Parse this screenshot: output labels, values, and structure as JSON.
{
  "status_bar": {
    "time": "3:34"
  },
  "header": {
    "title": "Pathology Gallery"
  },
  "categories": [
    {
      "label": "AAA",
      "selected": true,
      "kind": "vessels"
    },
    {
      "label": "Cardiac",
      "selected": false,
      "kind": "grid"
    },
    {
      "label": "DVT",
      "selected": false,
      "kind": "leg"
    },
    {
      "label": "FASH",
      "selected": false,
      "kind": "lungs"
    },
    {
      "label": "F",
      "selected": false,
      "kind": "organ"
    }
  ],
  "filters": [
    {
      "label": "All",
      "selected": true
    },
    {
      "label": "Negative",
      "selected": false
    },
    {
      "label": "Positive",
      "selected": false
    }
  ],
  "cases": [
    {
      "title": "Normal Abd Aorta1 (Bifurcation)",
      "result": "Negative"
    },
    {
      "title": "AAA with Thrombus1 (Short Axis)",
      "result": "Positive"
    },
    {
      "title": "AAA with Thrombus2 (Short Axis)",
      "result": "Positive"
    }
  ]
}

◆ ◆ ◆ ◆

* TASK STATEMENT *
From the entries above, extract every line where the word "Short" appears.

* REPLY *
      "title": "AAA with Thrombus1 (Short Axis)",
      "title": "AAA with Thrombus2 (Short Axis)",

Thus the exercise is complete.